Students' interest levels vary depending on the academic pursuit. Some subjects are more fun than others; but one thing I've found to be true is that if you can put a technology "spin" on the subject - any subject - students' interest levels increase across the board. It's one thing to see childrens' faces light up when they open a present they got for their birthday. But I see that same face when I tell a child their account is "live" and give them the green light to start their blog. They can't wait. Then, when they type their URL into the address bar and see their post, you get an idea how Santa Claus must feel every Christmas day. Part of the reason they have such a high interest is that they feel empowered. With blogging, they suddenly have a platform from which to share opinions, feelings, thoughts, and ideas. From a writing strategies standpoint, blogging improves writing through peer editing. It's important that students be required to read one another's blog posts and to offer positive and constructive criticism. For example, when anyone encounters a blog post with grammatical errors such as capitalization, usage, punctuation, or spelling, they are expected to leave a comment, but not before they make a positive comment. One comment may read: "Hey, I loved your post about caring for your pet, but you spelled "dalmation" wrong."
Encourage students to use their first blog entry to introduce themselves and what their blog will be about. For example, One student writes:
"Yaaaaaaaay! Welcome to my blog. My name is Sara, and my blog is going to be about DANCE. Now I'm not just talking about boring, one type of dance. I'm talking about ballroom, modern, and many others. So all those dancers out there, tell your friends and tell them to tell their friends because my blog is going to be fun and not boring!!!!! See ya' at my Blog Dance-a-Palooza."
I encourage students to write at least once a week, for about 15 to 20 minutes.

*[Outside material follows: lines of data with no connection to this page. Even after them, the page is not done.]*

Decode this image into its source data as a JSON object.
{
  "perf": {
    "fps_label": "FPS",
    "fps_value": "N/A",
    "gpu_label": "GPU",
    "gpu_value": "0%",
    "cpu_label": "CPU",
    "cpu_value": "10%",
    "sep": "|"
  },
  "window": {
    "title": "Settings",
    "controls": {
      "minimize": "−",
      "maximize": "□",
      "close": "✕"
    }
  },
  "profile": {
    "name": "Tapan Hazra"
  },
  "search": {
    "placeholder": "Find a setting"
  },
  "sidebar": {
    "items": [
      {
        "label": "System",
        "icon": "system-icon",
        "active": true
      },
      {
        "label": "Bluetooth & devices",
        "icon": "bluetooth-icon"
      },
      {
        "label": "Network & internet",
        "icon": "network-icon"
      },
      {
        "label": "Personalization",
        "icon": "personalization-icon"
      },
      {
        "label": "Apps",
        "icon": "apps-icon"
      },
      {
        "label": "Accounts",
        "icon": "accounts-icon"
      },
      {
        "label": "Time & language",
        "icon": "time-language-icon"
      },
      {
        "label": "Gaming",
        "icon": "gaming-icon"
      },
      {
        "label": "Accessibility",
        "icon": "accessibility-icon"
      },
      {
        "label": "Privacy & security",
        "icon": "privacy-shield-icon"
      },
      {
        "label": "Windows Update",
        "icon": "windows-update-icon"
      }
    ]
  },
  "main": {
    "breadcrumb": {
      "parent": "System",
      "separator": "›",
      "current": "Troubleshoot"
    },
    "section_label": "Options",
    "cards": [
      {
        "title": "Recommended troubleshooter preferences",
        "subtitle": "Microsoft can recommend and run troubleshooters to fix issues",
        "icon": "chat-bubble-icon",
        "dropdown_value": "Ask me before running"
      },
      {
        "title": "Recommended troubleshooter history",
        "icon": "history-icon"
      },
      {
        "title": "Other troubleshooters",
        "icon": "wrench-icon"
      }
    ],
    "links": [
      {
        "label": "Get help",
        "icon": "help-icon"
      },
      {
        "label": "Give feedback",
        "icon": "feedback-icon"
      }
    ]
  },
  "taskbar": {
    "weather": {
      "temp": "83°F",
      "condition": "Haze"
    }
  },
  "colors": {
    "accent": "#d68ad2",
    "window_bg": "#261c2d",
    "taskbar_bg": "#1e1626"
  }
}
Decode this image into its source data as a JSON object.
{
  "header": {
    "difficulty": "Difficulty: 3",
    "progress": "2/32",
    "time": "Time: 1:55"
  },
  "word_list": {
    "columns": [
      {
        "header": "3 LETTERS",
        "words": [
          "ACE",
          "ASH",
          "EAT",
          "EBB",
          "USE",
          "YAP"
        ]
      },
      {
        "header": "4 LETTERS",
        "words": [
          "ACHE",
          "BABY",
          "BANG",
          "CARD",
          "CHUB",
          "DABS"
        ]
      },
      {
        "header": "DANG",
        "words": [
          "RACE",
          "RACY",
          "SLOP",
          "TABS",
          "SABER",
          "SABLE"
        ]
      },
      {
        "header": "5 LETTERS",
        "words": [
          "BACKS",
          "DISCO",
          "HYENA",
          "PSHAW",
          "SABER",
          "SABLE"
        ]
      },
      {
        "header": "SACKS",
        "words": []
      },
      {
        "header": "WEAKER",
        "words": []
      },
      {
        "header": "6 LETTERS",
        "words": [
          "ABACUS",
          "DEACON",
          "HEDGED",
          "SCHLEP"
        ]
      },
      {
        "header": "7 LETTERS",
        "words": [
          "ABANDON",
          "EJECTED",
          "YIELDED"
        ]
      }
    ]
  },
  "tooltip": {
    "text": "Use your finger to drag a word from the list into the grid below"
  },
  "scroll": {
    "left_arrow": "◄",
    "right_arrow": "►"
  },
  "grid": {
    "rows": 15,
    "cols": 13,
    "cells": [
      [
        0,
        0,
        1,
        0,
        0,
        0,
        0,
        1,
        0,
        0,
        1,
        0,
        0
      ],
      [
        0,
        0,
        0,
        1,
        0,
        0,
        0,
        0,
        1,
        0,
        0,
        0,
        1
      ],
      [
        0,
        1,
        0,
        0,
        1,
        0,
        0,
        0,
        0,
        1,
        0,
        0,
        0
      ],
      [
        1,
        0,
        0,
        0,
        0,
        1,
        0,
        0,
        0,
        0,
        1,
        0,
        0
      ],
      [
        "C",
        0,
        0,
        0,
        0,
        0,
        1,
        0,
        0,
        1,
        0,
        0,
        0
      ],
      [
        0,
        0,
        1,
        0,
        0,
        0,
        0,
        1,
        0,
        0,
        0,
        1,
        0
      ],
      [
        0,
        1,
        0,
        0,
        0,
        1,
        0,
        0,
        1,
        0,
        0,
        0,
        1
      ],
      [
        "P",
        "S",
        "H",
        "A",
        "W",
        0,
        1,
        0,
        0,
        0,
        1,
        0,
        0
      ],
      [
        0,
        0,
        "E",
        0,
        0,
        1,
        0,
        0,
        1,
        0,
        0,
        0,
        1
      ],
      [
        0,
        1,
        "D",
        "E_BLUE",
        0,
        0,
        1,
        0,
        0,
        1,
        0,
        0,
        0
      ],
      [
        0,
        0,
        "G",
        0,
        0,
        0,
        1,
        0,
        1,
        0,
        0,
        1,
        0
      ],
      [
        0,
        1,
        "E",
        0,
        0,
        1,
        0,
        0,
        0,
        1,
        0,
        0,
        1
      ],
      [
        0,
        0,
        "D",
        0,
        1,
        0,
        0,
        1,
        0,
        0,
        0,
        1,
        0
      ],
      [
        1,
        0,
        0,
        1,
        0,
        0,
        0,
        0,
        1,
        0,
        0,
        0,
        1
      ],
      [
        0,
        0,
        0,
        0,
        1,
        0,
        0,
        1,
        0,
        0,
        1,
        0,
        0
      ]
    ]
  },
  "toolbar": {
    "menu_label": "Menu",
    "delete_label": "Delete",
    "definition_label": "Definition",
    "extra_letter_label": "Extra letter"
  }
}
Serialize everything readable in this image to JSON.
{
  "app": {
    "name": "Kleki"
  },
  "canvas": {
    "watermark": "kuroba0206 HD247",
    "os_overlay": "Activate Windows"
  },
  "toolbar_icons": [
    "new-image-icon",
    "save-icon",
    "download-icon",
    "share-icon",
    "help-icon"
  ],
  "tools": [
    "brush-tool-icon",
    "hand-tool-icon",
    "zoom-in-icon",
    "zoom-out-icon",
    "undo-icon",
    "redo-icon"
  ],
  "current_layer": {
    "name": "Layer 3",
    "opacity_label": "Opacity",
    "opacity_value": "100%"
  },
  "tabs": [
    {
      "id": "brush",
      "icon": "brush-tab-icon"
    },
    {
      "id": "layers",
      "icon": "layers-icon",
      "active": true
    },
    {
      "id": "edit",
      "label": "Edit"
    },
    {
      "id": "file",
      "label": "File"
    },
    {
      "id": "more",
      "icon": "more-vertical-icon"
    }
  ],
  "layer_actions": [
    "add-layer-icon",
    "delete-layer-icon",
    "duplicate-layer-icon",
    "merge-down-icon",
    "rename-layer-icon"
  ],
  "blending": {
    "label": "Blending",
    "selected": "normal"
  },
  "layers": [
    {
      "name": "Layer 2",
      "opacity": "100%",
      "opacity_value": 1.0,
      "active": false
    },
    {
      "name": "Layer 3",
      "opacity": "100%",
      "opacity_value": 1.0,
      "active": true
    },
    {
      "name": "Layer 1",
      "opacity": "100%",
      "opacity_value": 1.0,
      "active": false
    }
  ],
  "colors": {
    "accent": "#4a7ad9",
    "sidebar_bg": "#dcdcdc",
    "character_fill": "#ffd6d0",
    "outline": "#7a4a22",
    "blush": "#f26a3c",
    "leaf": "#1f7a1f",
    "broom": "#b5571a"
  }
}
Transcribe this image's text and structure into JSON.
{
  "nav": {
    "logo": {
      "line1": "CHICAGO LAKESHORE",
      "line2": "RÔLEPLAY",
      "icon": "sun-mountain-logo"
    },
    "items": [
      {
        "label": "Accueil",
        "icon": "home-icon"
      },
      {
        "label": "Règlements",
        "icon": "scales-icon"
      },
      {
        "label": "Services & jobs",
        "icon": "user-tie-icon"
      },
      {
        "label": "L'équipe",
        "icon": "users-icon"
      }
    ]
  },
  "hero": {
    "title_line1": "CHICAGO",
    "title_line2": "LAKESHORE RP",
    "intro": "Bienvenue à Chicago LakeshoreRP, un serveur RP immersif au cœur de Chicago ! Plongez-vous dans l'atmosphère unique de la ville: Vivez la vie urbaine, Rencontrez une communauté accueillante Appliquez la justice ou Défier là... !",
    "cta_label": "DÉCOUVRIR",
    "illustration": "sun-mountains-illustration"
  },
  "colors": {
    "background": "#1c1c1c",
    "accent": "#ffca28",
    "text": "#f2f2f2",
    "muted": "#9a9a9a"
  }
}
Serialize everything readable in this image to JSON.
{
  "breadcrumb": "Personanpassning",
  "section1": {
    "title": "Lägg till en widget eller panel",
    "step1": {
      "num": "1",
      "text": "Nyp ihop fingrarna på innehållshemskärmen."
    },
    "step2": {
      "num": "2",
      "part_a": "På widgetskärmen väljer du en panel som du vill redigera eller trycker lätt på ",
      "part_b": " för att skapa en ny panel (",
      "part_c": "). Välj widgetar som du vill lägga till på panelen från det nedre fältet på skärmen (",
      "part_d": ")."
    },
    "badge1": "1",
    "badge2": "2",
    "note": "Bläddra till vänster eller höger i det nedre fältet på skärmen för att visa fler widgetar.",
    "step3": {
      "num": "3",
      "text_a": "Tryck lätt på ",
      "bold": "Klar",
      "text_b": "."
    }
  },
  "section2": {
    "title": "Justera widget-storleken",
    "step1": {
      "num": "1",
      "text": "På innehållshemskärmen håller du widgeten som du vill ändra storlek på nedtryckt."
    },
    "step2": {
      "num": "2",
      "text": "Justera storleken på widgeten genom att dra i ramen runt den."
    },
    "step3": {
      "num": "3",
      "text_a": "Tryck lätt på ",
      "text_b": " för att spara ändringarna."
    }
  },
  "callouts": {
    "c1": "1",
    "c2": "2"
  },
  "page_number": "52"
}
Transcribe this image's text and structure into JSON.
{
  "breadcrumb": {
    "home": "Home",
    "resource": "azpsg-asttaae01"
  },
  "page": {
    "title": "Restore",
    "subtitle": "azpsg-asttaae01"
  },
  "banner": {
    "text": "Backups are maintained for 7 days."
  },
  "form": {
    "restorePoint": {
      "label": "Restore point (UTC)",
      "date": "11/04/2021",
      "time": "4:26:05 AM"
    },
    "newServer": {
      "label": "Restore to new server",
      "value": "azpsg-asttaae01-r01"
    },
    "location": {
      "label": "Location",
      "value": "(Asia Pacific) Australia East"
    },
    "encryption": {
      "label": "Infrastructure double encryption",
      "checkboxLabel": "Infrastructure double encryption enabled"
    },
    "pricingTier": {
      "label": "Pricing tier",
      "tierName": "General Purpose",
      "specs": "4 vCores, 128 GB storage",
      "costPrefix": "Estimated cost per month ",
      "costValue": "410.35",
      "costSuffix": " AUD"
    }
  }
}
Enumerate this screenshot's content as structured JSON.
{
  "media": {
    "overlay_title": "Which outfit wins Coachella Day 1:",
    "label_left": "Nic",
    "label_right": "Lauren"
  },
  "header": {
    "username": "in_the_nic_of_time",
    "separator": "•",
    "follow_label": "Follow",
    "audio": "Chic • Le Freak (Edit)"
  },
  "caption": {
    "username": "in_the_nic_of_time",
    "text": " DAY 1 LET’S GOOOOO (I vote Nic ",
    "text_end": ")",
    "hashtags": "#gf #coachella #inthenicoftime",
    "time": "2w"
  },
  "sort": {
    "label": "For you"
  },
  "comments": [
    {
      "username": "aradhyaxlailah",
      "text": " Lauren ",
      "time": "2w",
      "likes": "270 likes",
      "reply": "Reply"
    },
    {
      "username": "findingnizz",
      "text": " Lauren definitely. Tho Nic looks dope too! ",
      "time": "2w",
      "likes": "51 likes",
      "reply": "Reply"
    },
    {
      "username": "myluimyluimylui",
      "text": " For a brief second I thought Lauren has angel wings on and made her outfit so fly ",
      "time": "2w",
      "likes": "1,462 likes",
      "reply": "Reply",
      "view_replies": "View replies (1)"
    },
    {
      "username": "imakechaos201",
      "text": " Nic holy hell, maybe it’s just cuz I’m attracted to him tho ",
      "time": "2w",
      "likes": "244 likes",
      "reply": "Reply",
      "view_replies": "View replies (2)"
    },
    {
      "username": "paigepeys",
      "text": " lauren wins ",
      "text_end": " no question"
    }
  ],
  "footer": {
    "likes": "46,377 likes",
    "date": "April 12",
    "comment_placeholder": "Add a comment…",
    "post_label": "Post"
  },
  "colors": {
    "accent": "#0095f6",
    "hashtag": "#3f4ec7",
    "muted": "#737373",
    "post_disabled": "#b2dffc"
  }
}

This works out to be about 100 words, although some write significantly more or less, depending on the student's age and ability level. It's important to maintain a classroom schedule so you have a minimum expectation of one blog entry per week. Any more than that should be left completely up to the student. You will find that some students will barely make the minimum expectation. This could be because they ceased being interested in the overall scope of their blog. If this is the case, I always let students change their topic. Joe is one such student. He started blogging about NASCAR, but realized one month and four blog posts later that he really didn't tapped out his knowledge and interest in it, and asked if he could cover WWE Wrestling, and his creative juices began to flow again. Then, you'll have the students who blog as though they've finally found their higher calling. These are the students who post every day, from home, from grandma's house, from Starbucks, and anywhere in between. These are the kids you've simply hooked. It's fun to see kids take to it like they do and run with it. There's simply no stopping them.
How to stay motivated to blog
There are a few tricks that you can try mid-year that can keep students' interests up to continue blogging. One idea is to select certain outstanding blog posts to be part of a classroom or schoolwide newspaper. We all like seeing our own ideas validated in print, even though we're in the digital age. And what better way to highlight some of the great writing your students are doing than to have some of the best rise to the top in the form of a published work.